With the adaptive br. on, I just tried to set manually the brightness, and despite having the adaptive on, it makes a difference to what the brightness is set.
I have the brightness setting in the middle (appr. 50%) and the adaptive brightness turned on. I cannot complain, for me the brightness works fine (besides the known flickering bug).
Already since 2 months I am wondering about the logic of the “Adaptive Brightness” (=“Auto”) feature of the FP2 (or is it stock Android stuff?)…
As @freibadschwimmer already assumed, Auto is set on-top of the manual settings.
But until now, I could not find a good setting which sweets all situation I have (dark inside, bright outside).
My tests: “Auto” is enabled…:
- If I set the manual value to the lowest value, the brightness does NOT increase in bright conditions at all (or I can’t notice it in the sun, thu I cant see anything outside).
- If I set it to the max: it is at max (and eats battery like hell)!
- If I set it to a middle value: It is far to bright inside, but reacts good in the sun and I can see something
- If I set it to a very low value in the dark, to see enough but to save battery in the dark, in the sun it never becomes bright enough to seeing enough.
So, I am puzzled how to use this “feature”…
Can anybody help out and already undestood how it is/should working?
And I am afraid to try adjusting the “auto” values with gravity box (where for each light-sensor-value a brightness-value can be set between 0 and 255).
Comparison with FP1 - there it is that simple:
- Set it manually to low/mid/bright
- Use the Auto feature (which can be tuned with gravitybox for shifting it to a even lower or brighter level, or shift only the min/max of the auto-range)
So, again I am very surprised about this SMARTphone Auto-feature of FP/Google…
I also have this problem. I have my brightness level right in the middle. I find in low light sometimes it “adapts” and goes far too low. It might then recover but it’s very hit and miss.
Has nobody an idea about my question, how the auto/adaptive-brightness do work and how it should work?
I still cannot see any logic in its behaviour (see above)…
This post from Android Police explains how the adaptive brightness works:
In contrast to the auto brightness in older Android versions, the display does not change its brightness in the full spectrum (from 0 - 100 %) anymore, but only in a range around the selected brightness value. This should allow the user to set a base value, which yields the most comfortable display brightness in different situations. Unfortunately it seems that the developers forgot that users might not only want to set a bias, but also the range for the brightness adaption, because they fixed the brightness variation range to a fixed value.
How this works can be observed when the device is in a dark surrounding. If the brightness thumb now gets dragged from low to high, there is a rather long interval, where nothing happens. This is because the algorithm, which sets the display brightness, wants to set it to the minimum value. As long as the slider thumb is no more than the fixed brightness variation range away from the 0% mark, this means that the minimum value is 0%.

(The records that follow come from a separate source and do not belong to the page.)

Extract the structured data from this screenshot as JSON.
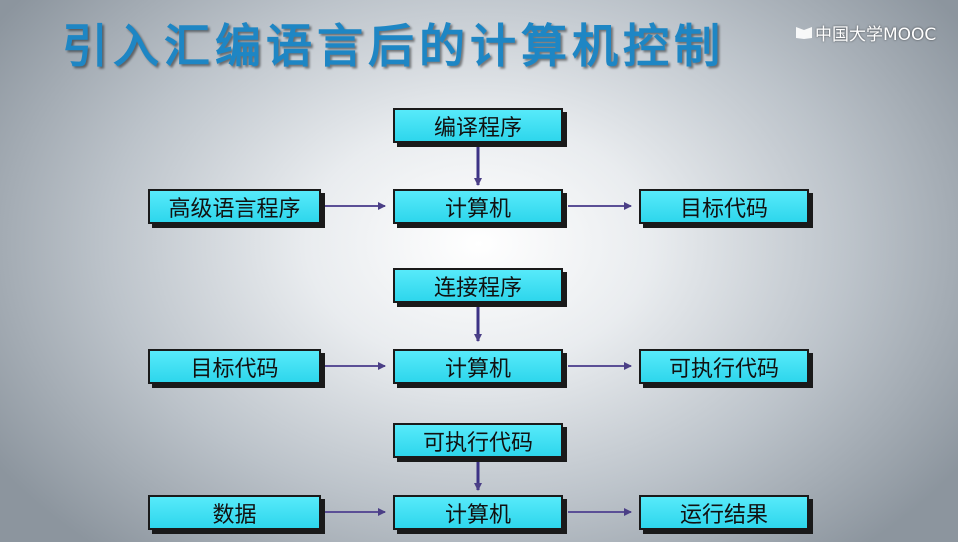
{
  "title": "引入汇编语言后的计算机控制",
  "watermark": "中国大学MOOC",
  "stages": [
    {
      "top": "编译程序",
      "input": "高级语言程序",
      "center": "计算机",
      "output": "目标代码"
    },
    {
      "top": "连接程序",
      "input": "目标代码",
      "center": "计算机",
      "output": "可执行代码"
    },
    {
      "top": "可执行代码",
      "input": "数据",
      "center": "计算机",
      "output": "运行结果"
    }
  ],
  "colors": {
    "box": "#3fe0f2",
    "arrow": "#5b4f96",
    "title": "#1e86c4"
  },
  "icons": {
    "watermark": "mooc-logo-icon"
  }
}
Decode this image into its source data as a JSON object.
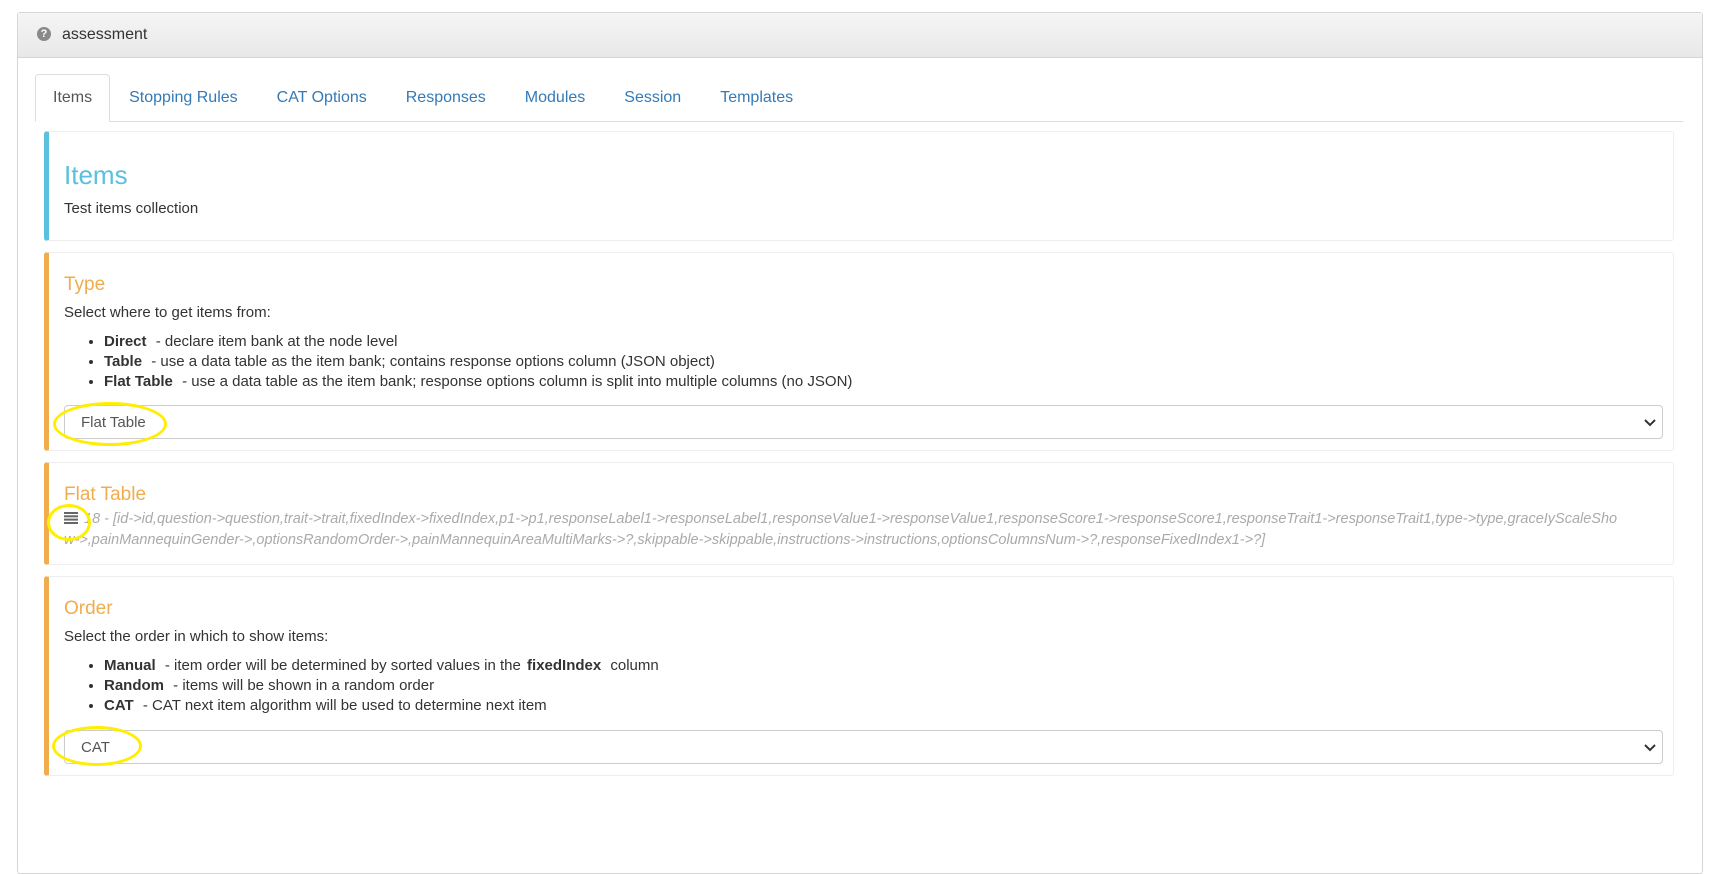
{
  "panel": {
    "title": "assessment"
  },
  "tabs": [
    {
      "label": "Items"
    },
    {
      "label": "Stopping Rules"
    },
    {
      "label": "CAT Options"
    },
    {
      "label": "Responses"
    },
    {
      "label": "Modules"
    },
    {
      "label": "Session"
    },
    {
      "label": "Templates"
    }
  ],
  "items_card": {
    "title": "Items",
    "description": "Test items collection"
  },
  "type_card": {
    "title": "Type",
    "description": "Select where to get items from:",
    "options": [
      {
        "name": "Direct",
        "text": " - declare item bank at the node level"
      },
      {
        "name": "Table",
        "text": " - use a data table as the item bank; contains response options column (JSON object)"
      },
      {
        "name": "Flat Table",
        "text": " - use a data table as the item bank; response options column is split into multiple columns (no JSON)"
      }
    ],
    "selected": "Flat Table"
  },
  "flat_table_card": {
    "title": "Flat Table",
    "mapping": "18 - [id->id,question->question,trait->trait,fixedIndex->fixedIndex,p1->p1,responseLabel1->responseLabel1,responseValue1->responseValue1,responseScore1->responseScore1,responseTrait1->responseTrait1,type->type,graceIyScaleShow->,painMannequinGender->,optionsRandomOrder->,painMannequinAreaMultiMarks->?,skippable->skippable,instructions->instructions,optionsColumnsNum->?,responseFixedIndex1->?]"
  },
  "order_card": {
    "title": "Order",
    "description": "Select the order in which to show items:",
    "options": [
      {
        "name": "Manual",
        "text_before": " - item order will be determined by sorted values in the ",
        "bold": "fixedIndex",
        "text_after": " column"
      },
      {
        "name": "Random",
        "text": " - items will be shown in a random order"
      },
      {
        "name": "CAT",
        "text": " - CAT next item algorithm will be used to determine next item"
      }
    ],
    "selected": "CAT"
  },
  "colors": {
    "accent": "#f0ad4e",
    "info": "#5bc0de",
    "link": "#337ab7",
    "highlight": "#ffee00"
  }
}
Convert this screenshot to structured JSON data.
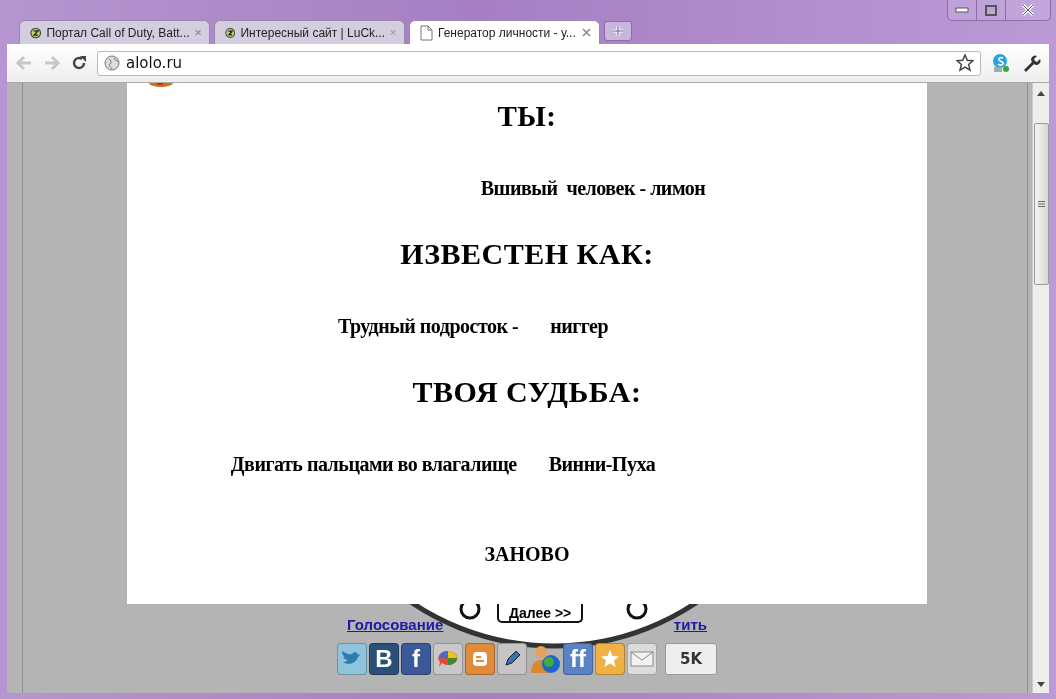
{
  "tabs": [
    {
      "title": "Портал Call of Duty, Batt...",
      "selected": false
    },
    {
      "title": "Интересный сайт | LuCk...",
      "selected": false
    },
    {
      "title": "Генератор личности - у...",
      "selected": true
    }
  ],
  "toolbar": {
    "back_disabled": true,
    "forward_disabled": true,
    "address": "alolo.ru"
  },
  "generator": {
    "sections": [
      {
        "heading": "ТЫ:",
        "parts": [
          "Вшивый  человек - лимон"
        ]
      },
      {
        "heading": "ИЗВЕСТЕН КАК:",
        "parts": [
          "Трудный подросток -",
          "ниггер"
        ]
      },
      {
        "heading": "ТВОЯ СУДЬБА:",
        "parts": [
          "Двигать пальцами во влагалище",
          "Винни-Пуха"
        ]
      }
    ],
    "restart": "ЗАНОВО"
  },
  "behind": {
    "next_button": "Далее >>",
    "link_left": "Голосование",
    "link_right": "тить"
  },
  "share": {
    "buttons": [
      {
        "kind": "twitter"
      },
      {
        "kind": "letter",
        "label": "B",
        "color": "#2b5077"
      },
      {
        "kind": "letter",
        "label": "f",
        "color": "#3b5998"
      },
      {
        "kind": "buzz"
      },
      {
        "kind": "blogger"
      },
      {
        "kind": "pencil"
      },
      {
        "kind": "people"
      },
      {
        "kind": "letter",
        "label": "ff",
        "color": "#5b82c4"
      },
      {
        "kind": "star"
      },
      {
        "kind": "mail"
      }
    ],
    "count": "5K"
  }
}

As soon as the slider thumb is further than the fixed brightness variation range away from the 0% mark, the display brightness increases, because the lowest allowed value for the algorithm is now at the lower border of the brightness variation range. Because this border is moving together with the slider thumb (unfortunately not visibly), the brightness increases.
This means that setting the slider thumb to either the minimum or maximum value yields a loss of brightness adaption of 50%. To have the maximum adaptation, make sure that the slider further than the adaption range away from 0% or 100% brightness.
In a quick test, I observed that the brightness begins to increase at a value of about 50% in a dark surrounding. This would indicate that the brightness variation range is about 50% around the selected slider value. Thus the middle position of the slider should yield the best adaption range. If you want to get rid of the display flickering, set the slider a bit above 50%. Then the brightness never gets into the critical area.